The debate seemed a signpost: the beginning of the real campaign after more than a year of fund-raising and inside baseball. And her performance seemed a crystallization of the problems that have always plagued Clinton, the notion that she is perpetually calculating, triangulating and cold, without core convictions. On the other hand, in several dozen interviews over a weekend in Iowa, I simply couldn't find anyone who had actually seen the debate not even among the political junkies who attend her meetings. Clinton's public demeanor at these rallies suggested that she had taken the punch and moved on, even if her campaign briefly made the mistake of playing the gender-victim card in a clunky webcast called The Politics of Pile-On, which showed all the boys repeatedly attacking her. "Look, I was not as artful or as well spoken as I could have or should have been, so I take responsibility for that," she told me. "But I think there's also the realization ... that we've got difficult, difficult problems. I think Americans are ready for substance. I think they want to get beyond the 30 seconds [of debate answers], and I think they want to get beyond a President who had never a doubt, never a sense of complexity, never really shared his thinking about anything with them to say, 'Well, look, this is where we are, here's where we have to get, here's how difficult it is, here's what I need you to do.'"
Actually, Clinton's debate performances and her candidacy don't seem quite so cautious or fudgy when you look at the transcript or travel with her on the trail. Her worst moments have come when she has tried to have it both ways on programs proposed by fellow New York Democrats. This is a too-clever-by-a-lot tendency she shares with her husband: the hope that she can admire untenable proposals made by other Democrats like the recent tax reform proposed by Congressman Charles Rangel and Governor Eliot Spitzer's proposal to give illegal immigrants driver's licenses without actually supporting them. She was caught on the latter in the debate and roundly hammered. But this sort of fudgery is not unusual among politicians. Edwards took the same admiring-but-not-quite-supporting position on driver's licenses when he was interviewed by ABC's George Stephanopoulos a few days later.

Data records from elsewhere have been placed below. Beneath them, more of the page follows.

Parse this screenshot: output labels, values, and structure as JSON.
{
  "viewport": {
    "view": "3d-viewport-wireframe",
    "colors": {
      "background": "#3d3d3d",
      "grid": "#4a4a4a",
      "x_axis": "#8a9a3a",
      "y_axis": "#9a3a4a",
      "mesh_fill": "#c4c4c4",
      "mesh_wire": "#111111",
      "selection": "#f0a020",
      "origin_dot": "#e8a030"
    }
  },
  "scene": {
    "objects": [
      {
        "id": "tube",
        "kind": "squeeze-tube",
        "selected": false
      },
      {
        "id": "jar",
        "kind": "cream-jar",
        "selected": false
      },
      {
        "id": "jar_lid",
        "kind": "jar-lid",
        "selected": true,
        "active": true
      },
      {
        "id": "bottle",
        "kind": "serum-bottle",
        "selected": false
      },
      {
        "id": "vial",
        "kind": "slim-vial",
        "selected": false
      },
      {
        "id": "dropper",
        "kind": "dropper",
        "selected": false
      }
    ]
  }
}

In fact, other Democrats except Christopher Dodd, who flat-out opposed the idea seemed prohibitively chuckleheaded on this issue: it is hard to imagine why a recent illegal immigrant, unfamiliar with U.S. roads and driving practices, would come forward to get a driver's license just so that he or she could be held liable in the event of an accident.
The propensity of Democrats to be chuckleheaded in ways easily exploited by Republicans is what Clinton, in most cases, is trying to avoid with her lawyerly answers. Her refusal to support higher Social Security taxes on the wealthy is a perfect example. "For the life of me, I don't understand what my opponents are trying to achieve," she said. "It is potentially a trillion-dollar tax increase." Clinton's point seems solid on several grounds. There are higher priorities than Social Security in 2008, especially if you want to enact universal health insurance or a real energy-independence plan, both of which will require revenue increases. And why start the negotiations now, in the Democratic primary? History shows, as Clinton attests, that the best way to deal with this issue is through a bipartisan commission, where both sides can share the blame for doing the right thing.